Your task:
After reading the data below, copy out every line that contains the word "subtitle".

Data about app and page elements
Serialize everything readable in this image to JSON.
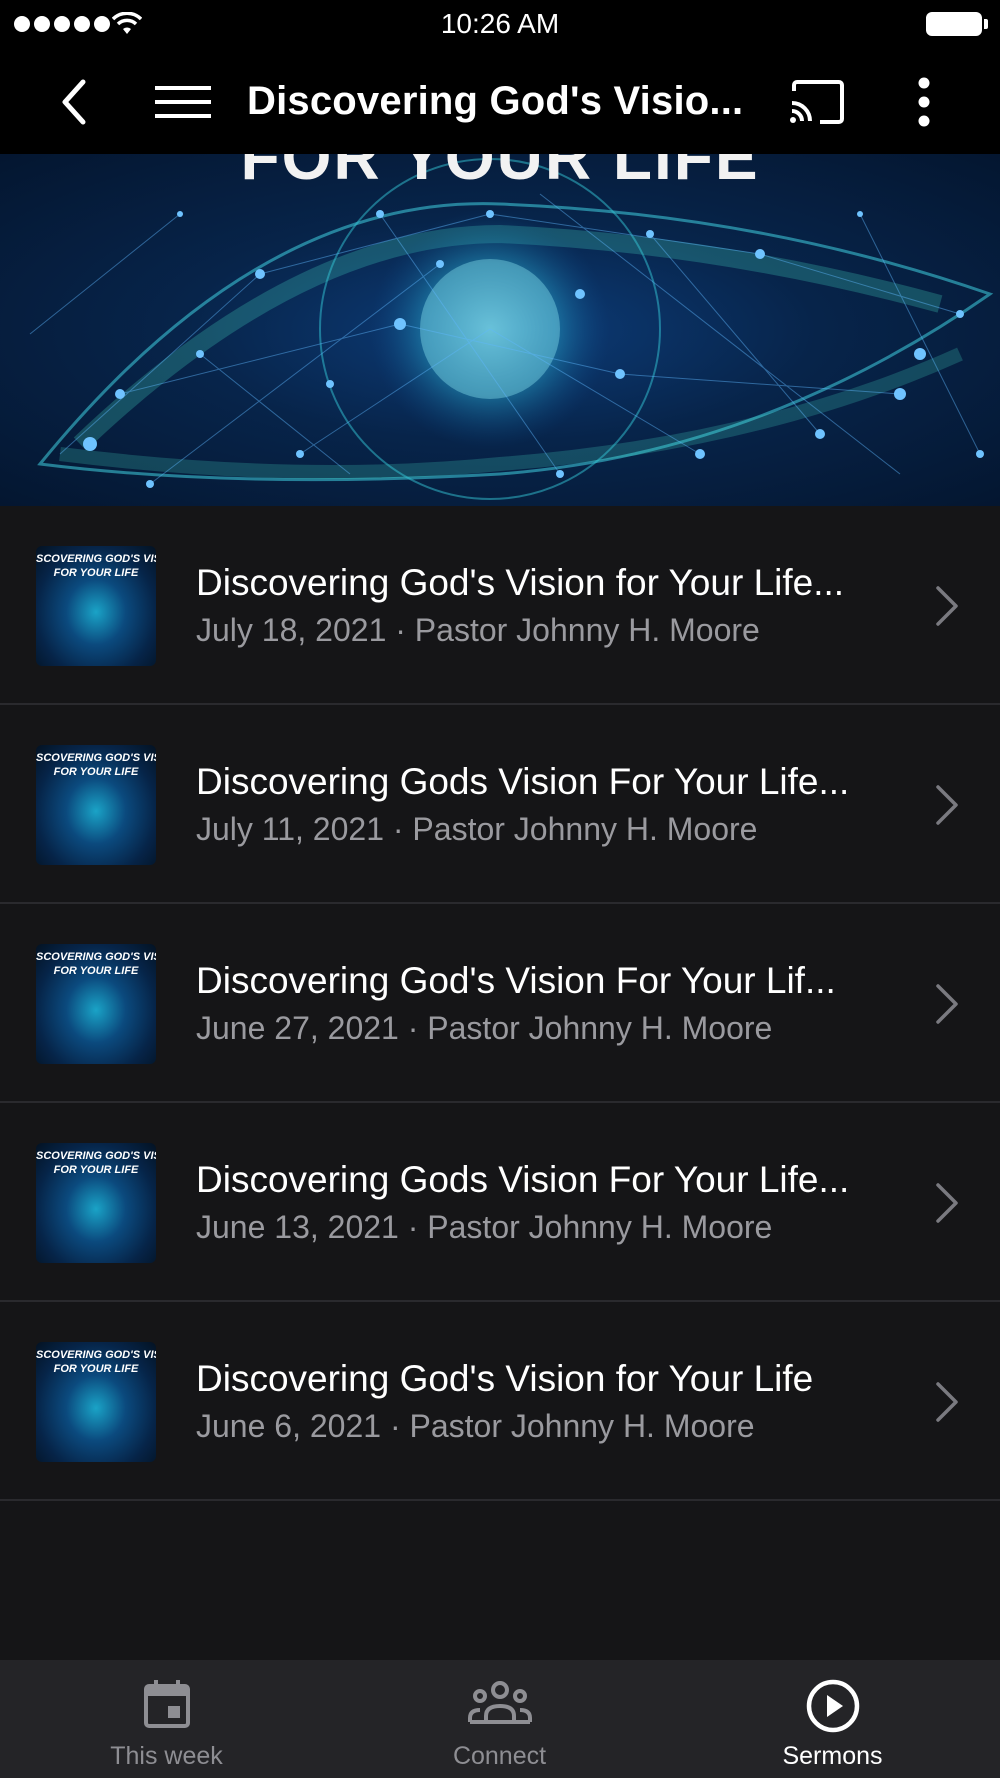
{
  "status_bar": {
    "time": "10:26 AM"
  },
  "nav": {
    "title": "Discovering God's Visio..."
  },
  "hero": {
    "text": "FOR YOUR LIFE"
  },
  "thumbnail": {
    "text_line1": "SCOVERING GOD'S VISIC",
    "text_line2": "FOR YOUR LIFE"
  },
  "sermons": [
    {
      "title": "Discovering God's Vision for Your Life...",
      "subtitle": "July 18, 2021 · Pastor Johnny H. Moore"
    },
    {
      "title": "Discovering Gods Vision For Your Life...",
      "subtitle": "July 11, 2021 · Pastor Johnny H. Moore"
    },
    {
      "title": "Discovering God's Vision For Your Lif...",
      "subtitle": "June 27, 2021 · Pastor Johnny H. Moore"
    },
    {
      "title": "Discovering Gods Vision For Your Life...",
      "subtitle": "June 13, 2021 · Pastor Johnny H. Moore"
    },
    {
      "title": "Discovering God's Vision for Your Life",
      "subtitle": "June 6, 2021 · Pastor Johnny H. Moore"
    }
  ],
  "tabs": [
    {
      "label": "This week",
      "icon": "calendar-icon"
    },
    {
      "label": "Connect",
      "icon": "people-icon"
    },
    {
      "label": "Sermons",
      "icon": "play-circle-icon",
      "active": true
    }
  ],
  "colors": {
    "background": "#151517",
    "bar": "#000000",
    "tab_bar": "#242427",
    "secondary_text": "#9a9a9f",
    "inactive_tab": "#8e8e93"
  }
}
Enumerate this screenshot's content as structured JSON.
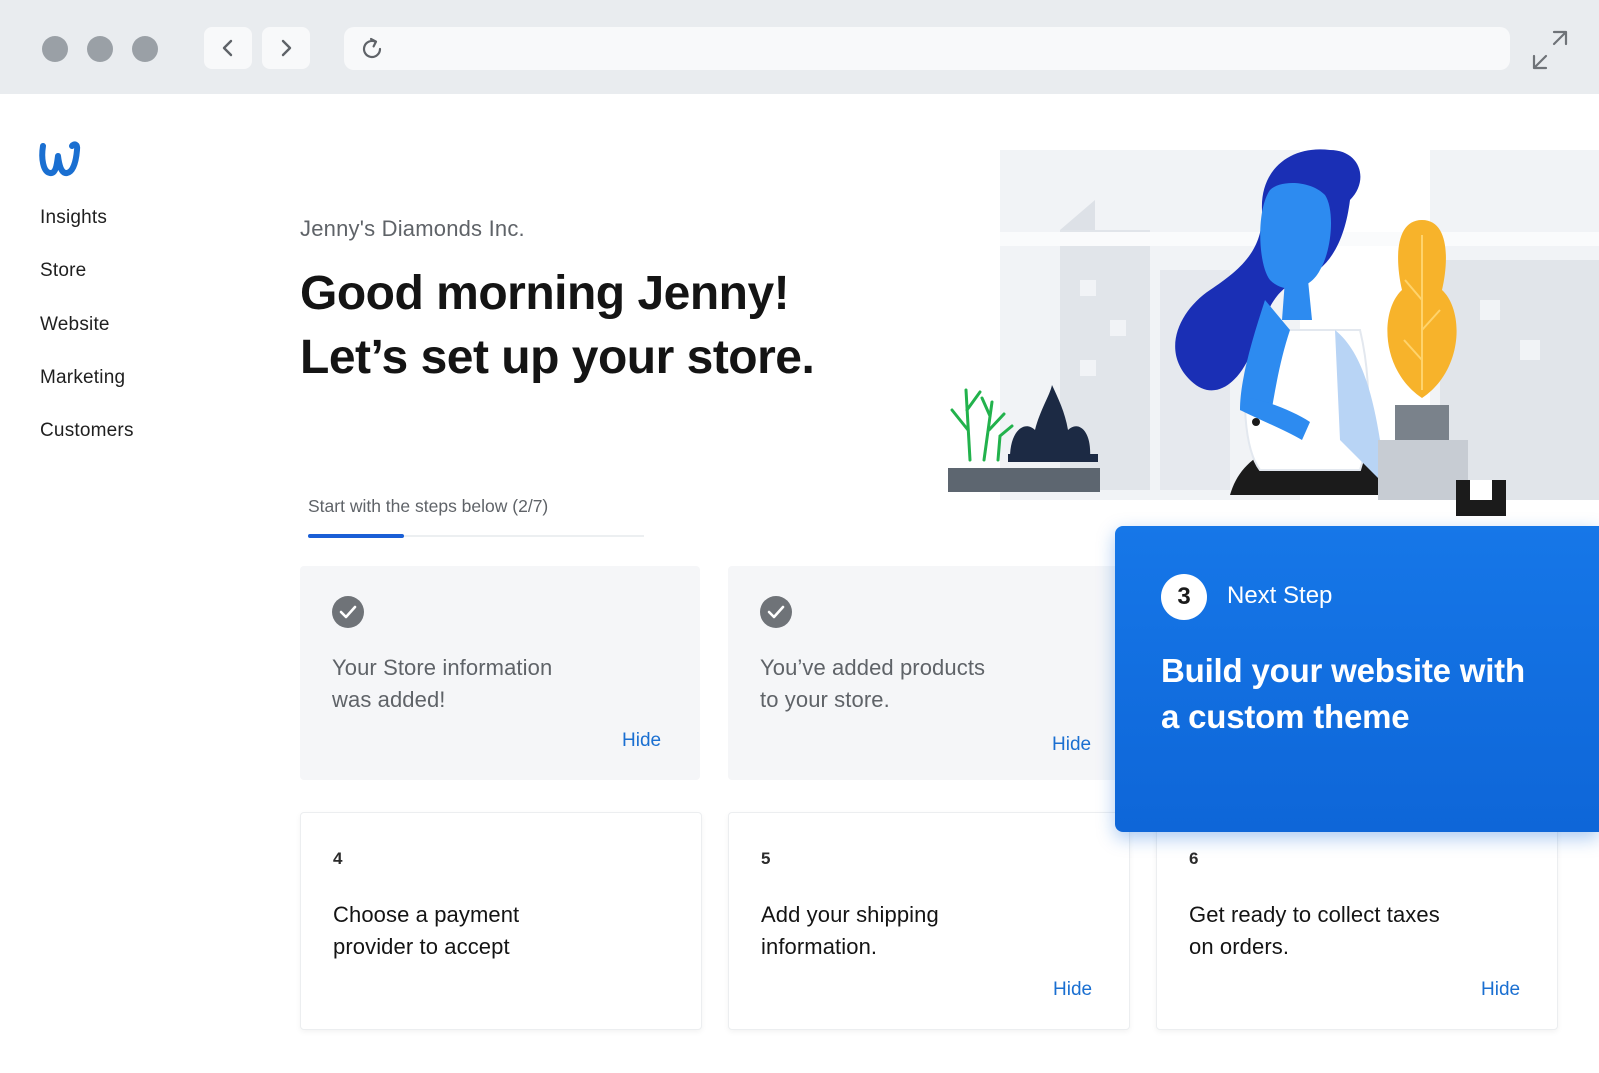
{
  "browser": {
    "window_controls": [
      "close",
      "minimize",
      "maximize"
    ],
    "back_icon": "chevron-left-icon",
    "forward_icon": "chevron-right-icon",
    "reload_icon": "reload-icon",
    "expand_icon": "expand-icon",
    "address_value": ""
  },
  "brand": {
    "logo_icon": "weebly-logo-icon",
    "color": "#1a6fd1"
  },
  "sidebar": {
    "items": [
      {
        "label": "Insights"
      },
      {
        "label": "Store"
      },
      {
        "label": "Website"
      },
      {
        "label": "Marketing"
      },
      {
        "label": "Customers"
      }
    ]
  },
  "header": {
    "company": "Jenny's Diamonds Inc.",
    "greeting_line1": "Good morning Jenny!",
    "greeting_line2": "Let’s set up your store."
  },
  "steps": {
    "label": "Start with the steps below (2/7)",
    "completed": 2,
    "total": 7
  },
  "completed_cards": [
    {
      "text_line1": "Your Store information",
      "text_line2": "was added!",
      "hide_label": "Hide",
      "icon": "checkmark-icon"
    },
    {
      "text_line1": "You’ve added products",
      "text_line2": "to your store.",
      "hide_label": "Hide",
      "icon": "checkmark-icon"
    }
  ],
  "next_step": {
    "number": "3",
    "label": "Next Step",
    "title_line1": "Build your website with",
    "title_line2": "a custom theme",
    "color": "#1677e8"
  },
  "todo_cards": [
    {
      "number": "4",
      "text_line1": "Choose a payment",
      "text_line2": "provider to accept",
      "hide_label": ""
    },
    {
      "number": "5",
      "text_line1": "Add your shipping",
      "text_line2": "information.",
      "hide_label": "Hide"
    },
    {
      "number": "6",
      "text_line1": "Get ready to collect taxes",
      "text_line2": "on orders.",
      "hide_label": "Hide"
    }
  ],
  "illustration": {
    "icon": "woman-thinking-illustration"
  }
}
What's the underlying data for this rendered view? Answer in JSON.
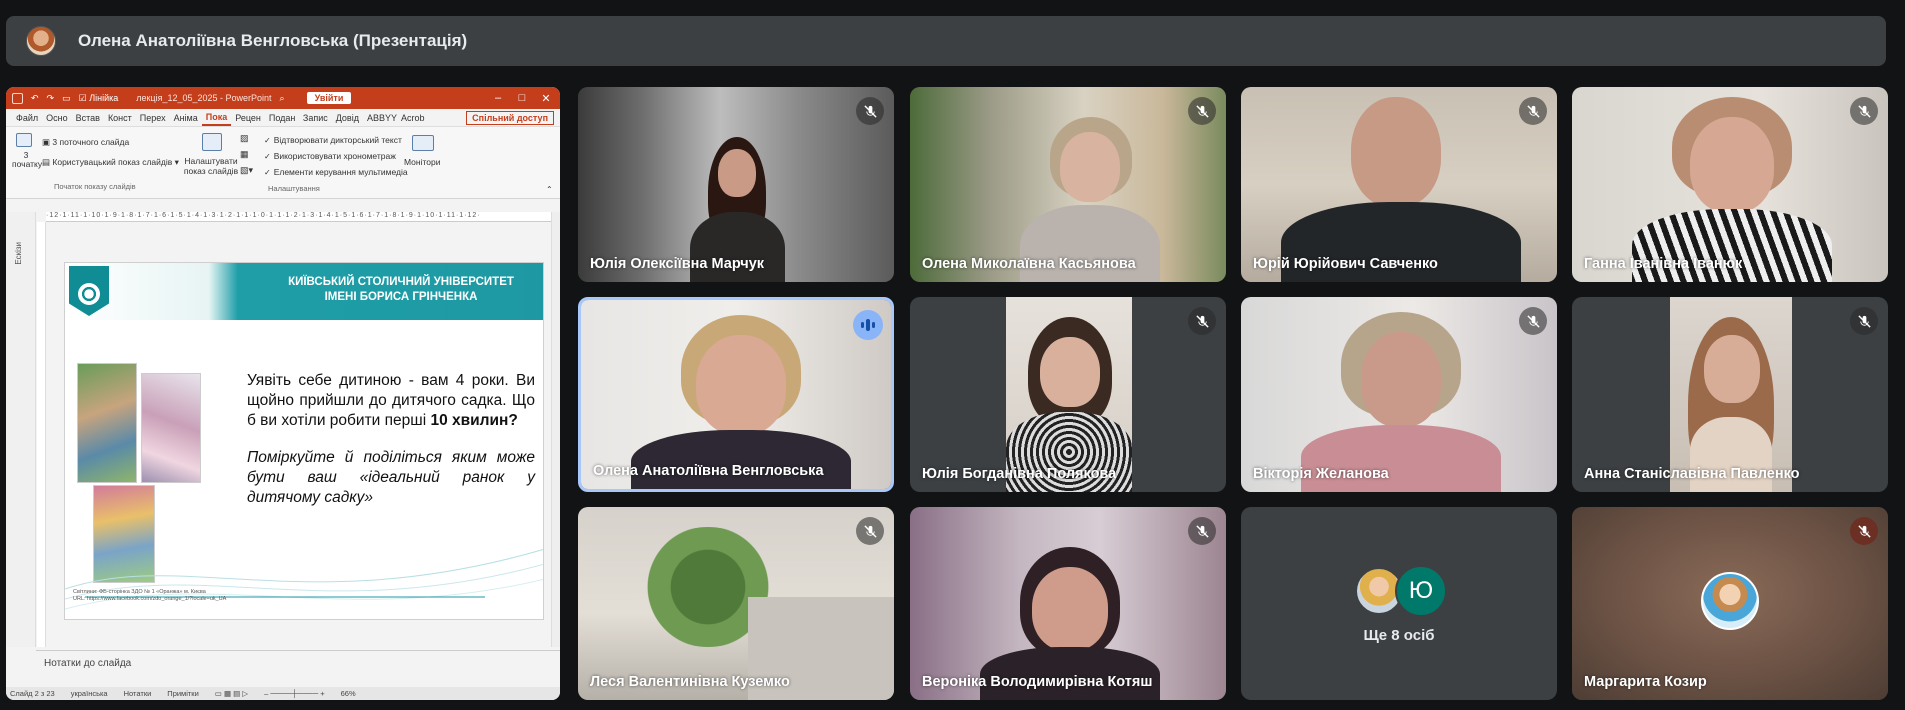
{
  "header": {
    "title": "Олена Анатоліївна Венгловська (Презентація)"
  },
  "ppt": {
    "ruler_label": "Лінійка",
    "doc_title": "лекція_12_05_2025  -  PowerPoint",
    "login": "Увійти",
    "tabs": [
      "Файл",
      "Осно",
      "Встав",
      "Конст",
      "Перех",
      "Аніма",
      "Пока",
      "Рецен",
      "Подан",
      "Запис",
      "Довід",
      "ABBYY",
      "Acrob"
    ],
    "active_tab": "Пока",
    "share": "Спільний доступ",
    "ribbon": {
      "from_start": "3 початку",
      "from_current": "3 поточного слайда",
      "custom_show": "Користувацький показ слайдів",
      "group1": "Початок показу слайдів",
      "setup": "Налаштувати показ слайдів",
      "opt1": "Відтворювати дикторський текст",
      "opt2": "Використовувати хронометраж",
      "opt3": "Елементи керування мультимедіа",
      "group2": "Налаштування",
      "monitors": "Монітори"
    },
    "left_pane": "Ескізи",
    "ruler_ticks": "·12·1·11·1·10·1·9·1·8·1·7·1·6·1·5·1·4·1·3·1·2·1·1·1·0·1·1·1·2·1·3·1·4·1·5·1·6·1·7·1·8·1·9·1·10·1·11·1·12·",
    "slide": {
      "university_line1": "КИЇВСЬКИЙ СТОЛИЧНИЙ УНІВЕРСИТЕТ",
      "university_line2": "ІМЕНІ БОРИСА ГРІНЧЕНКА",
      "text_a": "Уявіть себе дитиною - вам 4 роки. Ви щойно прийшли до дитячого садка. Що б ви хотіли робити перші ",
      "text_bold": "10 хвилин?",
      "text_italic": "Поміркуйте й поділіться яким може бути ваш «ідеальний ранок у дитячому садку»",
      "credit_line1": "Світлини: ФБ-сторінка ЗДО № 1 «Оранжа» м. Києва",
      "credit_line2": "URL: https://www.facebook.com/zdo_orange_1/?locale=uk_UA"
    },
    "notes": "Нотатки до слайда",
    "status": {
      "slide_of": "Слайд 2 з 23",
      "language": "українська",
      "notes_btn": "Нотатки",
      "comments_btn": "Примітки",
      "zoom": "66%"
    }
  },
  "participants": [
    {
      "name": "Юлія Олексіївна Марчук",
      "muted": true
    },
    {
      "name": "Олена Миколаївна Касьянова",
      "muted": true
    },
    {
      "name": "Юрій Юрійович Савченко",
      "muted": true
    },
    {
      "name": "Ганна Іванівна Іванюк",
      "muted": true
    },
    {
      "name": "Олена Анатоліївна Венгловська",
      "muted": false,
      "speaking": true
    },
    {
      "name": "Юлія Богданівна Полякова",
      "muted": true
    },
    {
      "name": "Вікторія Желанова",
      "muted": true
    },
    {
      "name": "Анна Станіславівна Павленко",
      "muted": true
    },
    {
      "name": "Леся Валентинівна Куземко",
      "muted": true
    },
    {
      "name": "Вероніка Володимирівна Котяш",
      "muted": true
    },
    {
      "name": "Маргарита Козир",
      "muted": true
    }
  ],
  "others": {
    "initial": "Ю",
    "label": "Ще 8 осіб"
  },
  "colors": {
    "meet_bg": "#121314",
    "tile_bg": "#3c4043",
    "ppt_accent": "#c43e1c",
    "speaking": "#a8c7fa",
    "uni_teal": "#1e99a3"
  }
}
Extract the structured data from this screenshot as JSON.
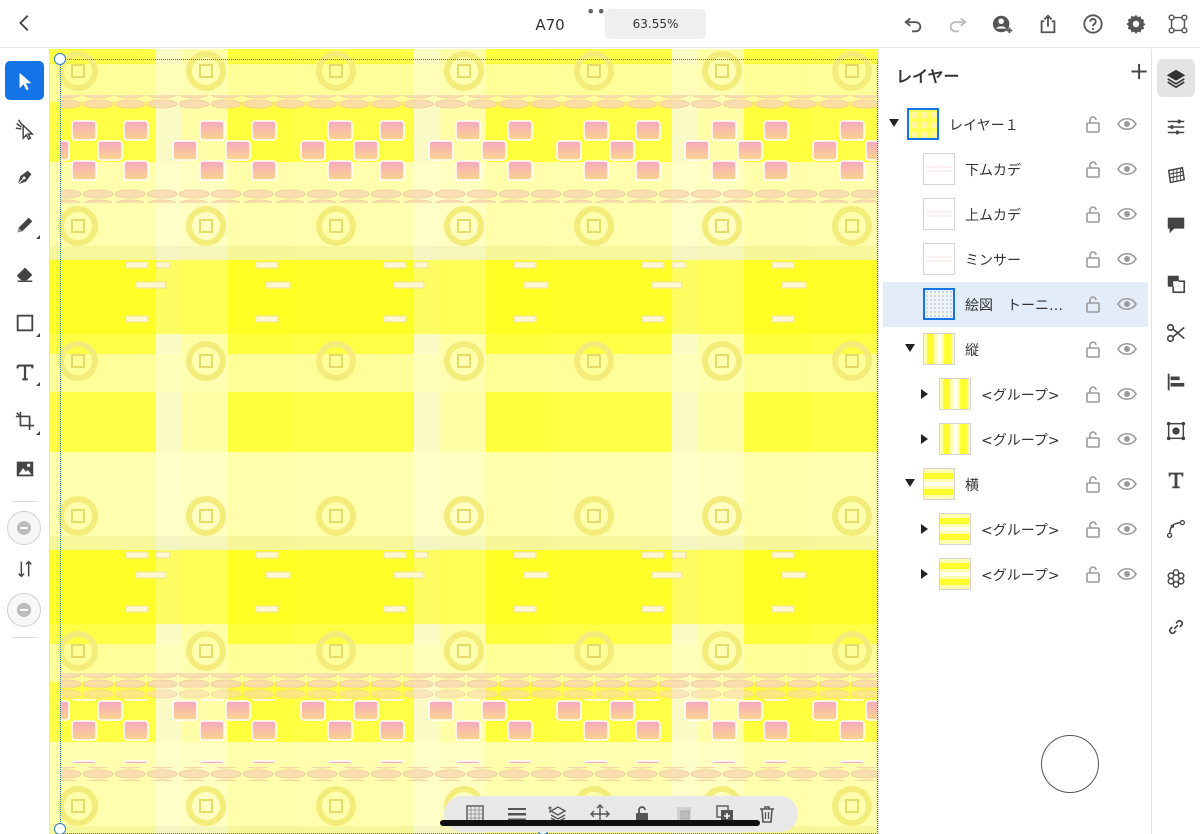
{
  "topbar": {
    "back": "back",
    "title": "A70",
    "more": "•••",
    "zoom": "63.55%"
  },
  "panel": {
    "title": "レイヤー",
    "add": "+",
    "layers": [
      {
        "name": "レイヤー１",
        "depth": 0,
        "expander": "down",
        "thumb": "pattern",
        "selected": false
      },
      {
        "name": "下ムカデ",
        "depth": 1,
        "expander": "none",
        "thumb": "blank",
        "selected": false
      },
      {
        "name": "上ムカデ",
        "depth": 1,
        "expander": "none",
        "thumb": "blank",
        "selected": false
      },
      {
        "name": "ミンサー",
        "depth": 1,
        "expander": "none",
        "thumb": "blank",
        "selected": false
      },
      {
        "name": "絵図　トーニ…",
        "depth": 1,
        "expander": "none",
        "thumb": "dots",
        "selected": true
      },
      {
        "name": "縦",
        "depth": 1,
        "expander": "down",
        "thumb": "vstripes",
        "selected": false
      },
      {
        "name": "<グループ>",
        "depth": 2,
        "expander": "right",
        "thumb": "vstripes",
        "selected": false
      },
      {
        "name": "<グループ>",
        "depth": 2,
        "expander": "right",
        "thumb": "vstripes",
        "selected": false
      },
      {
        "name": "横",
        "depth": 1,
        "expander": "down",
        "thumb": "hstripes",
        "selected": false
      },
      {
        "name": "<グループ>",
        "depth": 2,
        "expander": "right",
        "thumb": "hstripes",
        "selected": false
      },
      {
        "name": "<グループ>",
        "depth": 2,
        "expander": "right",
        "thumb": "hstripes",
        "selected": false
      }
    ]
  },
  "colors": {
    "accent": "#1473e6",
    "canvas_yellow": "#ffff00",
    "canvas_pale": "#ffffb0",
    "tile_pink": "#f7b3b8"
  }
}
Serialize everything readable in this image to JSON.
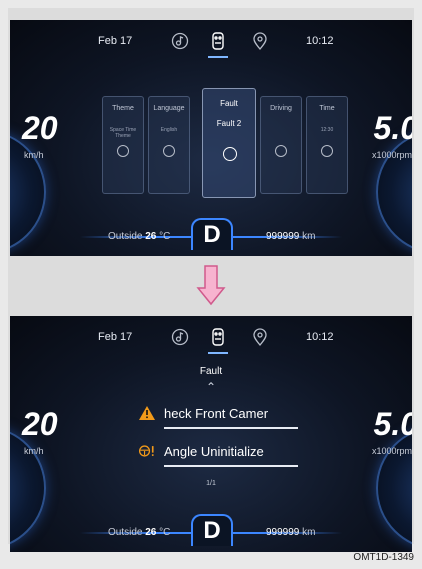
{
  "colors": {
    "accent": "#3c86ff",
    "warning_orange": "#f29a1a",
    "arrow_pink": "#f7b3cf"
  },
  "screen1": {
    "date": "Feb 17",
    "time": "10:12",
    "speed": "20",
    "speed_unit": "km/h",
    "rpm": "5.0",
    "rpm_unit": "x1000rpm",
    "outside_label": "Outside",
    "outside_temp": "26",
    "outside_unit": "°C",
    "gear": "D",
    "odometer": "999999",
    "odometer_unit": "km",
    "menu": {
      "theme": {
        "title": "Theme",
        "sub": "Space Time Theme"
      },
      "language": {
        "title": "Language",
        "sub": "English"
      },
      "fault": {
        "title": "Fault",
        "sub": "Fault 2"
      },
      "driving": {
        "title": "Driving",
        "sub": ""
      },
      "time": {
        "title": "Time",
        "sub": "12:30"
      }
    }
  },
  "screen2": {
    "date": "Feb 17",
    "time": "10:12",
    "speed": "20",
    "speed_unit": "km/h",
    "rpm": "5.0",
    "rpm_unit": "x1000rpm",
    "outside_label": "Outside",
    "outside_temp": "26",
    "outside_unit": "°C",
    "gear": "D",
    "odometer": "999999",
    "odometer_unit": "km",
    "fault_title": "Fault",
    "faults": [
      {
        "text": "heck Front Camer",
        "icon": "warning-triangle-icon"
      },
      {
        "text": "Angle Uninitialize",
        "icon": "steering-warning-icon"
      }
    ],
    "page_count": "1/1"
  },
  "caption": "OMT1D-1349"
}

Exercise answer:
      "subtitle": "July 18, 2021 · Pastor Johnny H. Moore"
      "subtitle": "July 11, 2021 · Pastor Johnny H. Moore"
      "subtitle": "June 27, 2021 · Pastor Johnny H. Moore"
      "subtitle": "June 13, 2021 · Pastor Johnny H. Moore"
      "subtitle": "June 6, 2021 · Pastor Johnny H. Moore"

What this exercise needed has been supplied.